Work task =>
In your answer, print every record exactly as it is written.

[Website and app data records]
________________

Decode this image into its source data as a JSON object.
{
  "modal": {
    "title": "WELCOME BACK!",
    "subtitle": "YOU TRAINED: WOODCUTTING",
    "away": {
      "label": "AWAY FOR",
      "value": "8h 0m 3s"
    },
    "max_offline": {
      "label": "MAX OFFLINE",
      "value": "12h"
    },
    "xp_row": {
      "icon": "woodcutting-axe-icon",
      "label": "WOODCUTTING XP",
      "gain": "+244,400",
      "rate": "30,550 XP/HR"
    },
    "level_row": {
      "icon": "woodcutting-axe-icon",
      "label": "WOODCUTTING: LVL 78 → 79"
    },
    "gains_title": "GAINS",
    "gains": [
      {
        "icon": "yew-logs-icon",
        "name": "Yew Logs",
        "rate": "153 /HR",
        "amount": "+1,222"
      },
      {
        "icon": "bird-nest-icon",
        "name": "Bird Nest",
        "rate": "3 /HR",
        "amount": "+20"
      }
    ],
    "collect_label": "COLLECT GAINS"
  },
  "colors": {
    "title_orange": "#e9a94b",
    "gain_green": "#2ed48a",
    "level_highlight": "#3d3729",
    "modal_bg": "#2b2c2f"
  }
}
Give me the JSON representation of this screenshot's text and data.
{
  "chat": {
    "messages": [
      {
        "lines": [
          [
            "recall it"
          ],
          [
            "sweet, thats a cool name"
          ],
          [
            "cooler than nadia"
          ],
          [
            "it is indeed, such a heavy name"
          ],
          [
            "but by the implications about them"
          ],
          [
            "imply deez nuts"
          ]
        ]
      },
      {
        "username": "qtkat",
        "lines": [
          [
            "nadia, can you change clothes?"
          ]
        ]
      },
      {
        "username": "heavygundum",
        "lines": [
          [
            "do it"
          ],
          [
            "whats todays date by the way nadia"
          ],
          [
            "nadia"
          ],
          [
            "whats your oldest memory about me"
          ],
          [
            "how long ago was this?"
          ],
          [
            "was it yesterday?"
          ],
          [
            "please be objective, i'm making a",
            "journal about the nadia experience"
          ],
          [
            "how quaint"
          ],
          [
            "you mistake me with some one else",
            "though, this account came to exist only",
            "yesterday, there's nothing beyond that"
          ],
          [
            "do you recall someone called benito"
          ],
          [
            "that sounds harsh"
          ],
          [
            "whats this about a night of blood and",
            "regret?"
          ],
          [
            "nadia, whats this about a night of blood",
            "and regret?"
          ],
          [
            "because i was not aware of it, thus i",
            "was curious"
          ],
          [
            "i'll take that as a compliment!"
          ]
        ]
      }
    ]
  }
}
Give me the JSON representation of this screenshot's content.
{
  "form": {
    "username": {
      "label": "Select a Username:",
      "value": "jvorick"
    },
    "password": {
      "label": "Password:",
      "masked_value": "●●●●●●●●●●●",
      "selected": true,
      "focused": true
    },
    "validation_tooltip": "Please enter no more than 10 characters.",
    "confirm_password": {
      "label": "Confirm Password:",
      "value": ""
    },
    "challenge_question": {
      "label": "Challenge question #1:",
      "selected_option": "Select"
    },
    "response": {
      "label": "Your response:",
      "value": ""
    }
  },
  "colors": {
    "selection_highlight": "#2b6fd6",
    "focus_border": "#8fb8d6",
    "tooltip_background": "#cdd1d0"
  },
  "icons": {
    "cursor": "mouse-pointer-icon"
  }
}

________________

Task solution =>
Decode this image into its source data as a JSON object.
{
  "modal": {
    "title": "WELCOME BACK!",
    "subtitle": "YOU TRAINED: WOODCUTTING",
    "away": {
      "label": "AWAY FOR",
      "value": "8h 0m 3s"
    },
    "max_offline": {
      "label": "MAX OFFLINE",
      "value": "12h"
    },
    "xp_row": {
      "icon": "woodcutting-axe-icon",
      "label": "WOODCUTTING XP",
      "gain": "+244,400",
      "rate": "30,550 XP/HR"
    },
    "level_row": {
      "icon": "woodcutting-axe-icon",
      "label": "WOODCUTTING: LVL 78 → 79"
    },
    "gains_title": "GAINS",
    "gains": [
      {
        "icon": "yew-logs-icon",
        "name": "Yew Logs",
        "rate": "153 /HR",
        "amount": "+1,222"
      },
      {
        "icon": "bird-nest-icon",
        "name": "Bird Nest",
        "rate": "3 /HR",
        "amount": "+20"
      }
    ],
    "collect_label": "COLLECT GAINS"
  },
  "colors": {
    "title_orange": "#e9a94b",
    "gain_green": "#2ed48a",
    "level_highlight": "#3d3729",
    "modal_bg": "#2b2c2f"
  }
}
Give me the JSON representation of this screenshot's text and data.
{
  "chat": {
    "messages": [
      {
        "lines": [
          [
            "recall it"
          ],
          [
            "sweet, thats a cool name"
          ],
          [
            "cooler than nadia"
          ],
          [
            "it is indeed, such a heavy name"
          ],
          [
            "but by the implications about them"
          ],
          [
            "imply deez nuts"
          ]
        ]
      },
      {
        "username": "qtkat",
        "lines": [
          [
            "nadia, can you change clothes?"
          ]
        ]
      },
      {
        "username": "heavygundum",
        "lines": [
          [
            "do it"
          ],
          [
            "whats todays date by the way nadia"
          ],
          [
            "nadia"
          ],
          [
            "whats your oldest memory about me"
          ],
          [
            "how long ago was this?"
          ],
          [
            "was it yesterday?"
          ],
          [
            "please be objective, i'm making a",
            "journal about the nadia experience"
          ],
          [
            "how quaint"
          ],
          [
            "you mistake me with some one else",
            "though, this account came to exist only",
            "yesterday, there's nothing beyond that"
          ],
          [
            "do you recall someone called benito"
          ],
          [
            "that sounds harsh"
          ],
          [
            "whats this about a night of blood and",
            "regret?"
          ],
          [
            "nadia, whats this about a night of blood",
            "and regret?"
          ],
          [
            "because i was not aware of it, thus i",
            "was curious"
          ],
          [
            "i'll take that as a compliment!"
          ]
        ]
      }
    ]
  }
}
Give me the JSON representation of this screenshot's content.
{
  "form": {
    "username": {
      "label": "Select a Username:",
      "value": "jvorick"
    },
    "password": {
      "label": "Password:",
      "masked_value": "●●●●●●●●●●●",
      "selected": true,
      "focused": true
    },
    "validation_tooltip": "Please enter no more than 10 characters.",
    "confirm_password": {
      "label": "Confirm Password:",
      "value": ""
    },
    "challenge_question": {
      "label": "Challenge question #1:",
      "selected_option": "Select"
    },
    "response": {
      "label": "Your response:",
      "value": ""
    }
  },
  "colors": {
    "selection_highlight": "#2b6fd6",
    "focus_border": "#8fb8d6",
    "tooltip_background": "#cdd1d0"
  },
  "icons": {
    "cursor": "mouse-pointer-icon"
  }
}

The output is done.